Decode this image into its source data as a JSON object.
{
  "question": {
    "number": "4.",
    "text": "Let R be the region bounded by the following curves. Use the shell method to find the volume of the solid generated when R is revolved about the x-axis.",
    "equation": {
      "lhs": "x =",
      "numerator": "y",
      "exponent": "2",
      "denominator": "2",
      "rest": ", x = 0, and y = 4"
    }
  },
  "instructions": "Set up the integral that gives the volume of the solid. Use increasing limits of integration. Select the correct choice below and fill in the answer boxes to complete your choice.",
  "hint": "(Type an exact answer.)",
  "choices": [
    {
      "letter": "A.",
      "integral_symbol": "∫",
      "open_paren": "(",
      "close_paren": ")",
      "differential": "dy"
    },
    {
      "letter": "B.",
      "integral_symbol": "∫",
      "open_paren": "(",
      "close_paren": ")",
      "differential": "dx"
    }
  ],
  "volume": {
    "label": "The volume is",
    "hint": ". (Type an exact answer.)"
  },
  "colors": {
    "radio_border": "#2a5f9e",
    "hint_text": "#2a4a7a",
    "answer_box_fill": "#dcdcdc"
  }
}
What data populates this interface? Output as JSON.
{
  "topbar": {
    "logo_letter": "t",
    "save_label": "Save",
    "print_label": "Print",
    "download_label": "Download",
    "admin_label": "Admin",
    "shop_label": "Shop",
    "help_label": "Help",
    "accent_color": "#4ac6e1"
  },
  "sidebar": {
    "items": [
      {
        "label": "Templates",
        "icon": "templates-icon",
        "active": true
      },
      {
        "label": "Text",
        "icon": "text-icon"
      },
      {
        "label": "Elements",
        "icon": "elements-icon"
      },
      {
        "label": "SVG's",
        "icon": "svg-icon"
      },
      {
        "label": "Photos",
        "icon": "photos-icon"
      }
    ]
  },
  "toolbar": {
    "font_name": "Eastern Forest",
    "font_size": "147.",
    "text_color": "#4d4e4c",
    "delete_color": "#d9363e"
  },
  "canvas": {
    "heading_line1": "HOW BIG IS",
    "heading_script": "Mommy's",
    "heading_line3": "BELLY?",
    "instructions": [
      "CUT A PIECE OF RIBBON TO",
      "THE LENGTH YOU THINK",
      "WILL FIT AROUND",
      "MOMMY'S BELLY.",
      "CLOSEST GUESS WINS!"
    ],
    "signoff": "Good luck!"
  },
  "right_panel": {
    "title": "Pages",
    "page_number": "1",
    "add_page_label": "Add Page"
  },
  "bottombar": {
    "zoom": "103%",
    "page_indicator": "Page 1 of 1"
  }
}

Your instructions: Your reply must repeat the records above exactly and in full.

Result of this task:
Decode this image into its source data as a JSON object.
{
  "question": {
    "number": "4.",
    "text": "Let R be the region bounded by the following curves. Use the shell method to find the volume of the solid generated when R is revolved about the x-axis.",
    "equation": {
      "lhs": "x =",
      "numerator": "y",
      "exponent": "2",
      "denominator": "2",
      "rest": ", x = 0, and y = 4"
    }
  },
  "instructions": "Set up the integral that gives the volume of the solid. Use increasing limits of integration. Select the correct choice below and fill in the answer boxes to complete your choice.",
  "hint": "(Type an exact answer.)",
  "choices": [
    {
      "letter": "A.",
      "integral_symbol": "∫",
      "open_paren": "(",
      "close_paren": ")",
      "differential": "dy"
    },
    {
      "letter": "B.",
      "integral_symbol": "∫",
      "open_paren": "(",
      "close_paren": ")",
      "differential": "dx"
    }
  ],
  "volume": {
    "label": "The volume is",
    "hint": ". (Type an exact answer.)"
  },
  "colors": {
    "radio_border": "#2a5f9e",
    "hint_text": "#2a4a7a",
    "answer_box_fill": "#dcdcdc"
  }
}
What data populates this interface? Output as JSON.
{
  "topbar": {
    "logo_letter": "t",
    "save_label": "Save",
    "print_label": "Print",
    "download_label": "Download",
    "admin_label": "Admin",
    "shop_label": "Shop",
    "help_label": "Help",
    "accent_color": "#4ac6e1"
  },
  "sidebar": {
    "items": [
      {
        "label": "Templates",
        "icon": "templates-icon",
        "active": true
      },
      {
        "label": "Text",
        "icon": "text-icon"
      },
      {
        "label": "Elements",
        "icon": "elements-icon"
      },
      {
        "label": "SVG's",
        "icon": "svg-icon"
      },
      {
        "label": "Photos",
        "icon": "photos-icon"
      }
    ]
  },
  "toolbar": {
    "font_name": "Eastern Forest",
    "font_size": "147.",
    "text_color": "#4d4e4c",
    "delete_color": "#d9363e"
  },
  "canvas": {
    "heading_line1": "HOW BIG IS",
    "heading_script": "Mommy's",
    "heading_line3": "BELLY?",
    "instructions": [
      "CUT A PIECE OF RIBBON TO",
      "THE LENGTH YOU THINK",
      "WILL FIT AROUND",
      "MOMMY'S BELLY.",
      "CLOSEST GUESS WINS!"
    ],
    "signoff": "Good luck!"
  },
  "right_panel": {
    "title": "Pages",
    "page_number": "1",
    "add_page_label": "Add Page"
  },
  "bottombar": {
    "zoom": "103%",
    "page_indicator": "Page 1 of 1"
  }
}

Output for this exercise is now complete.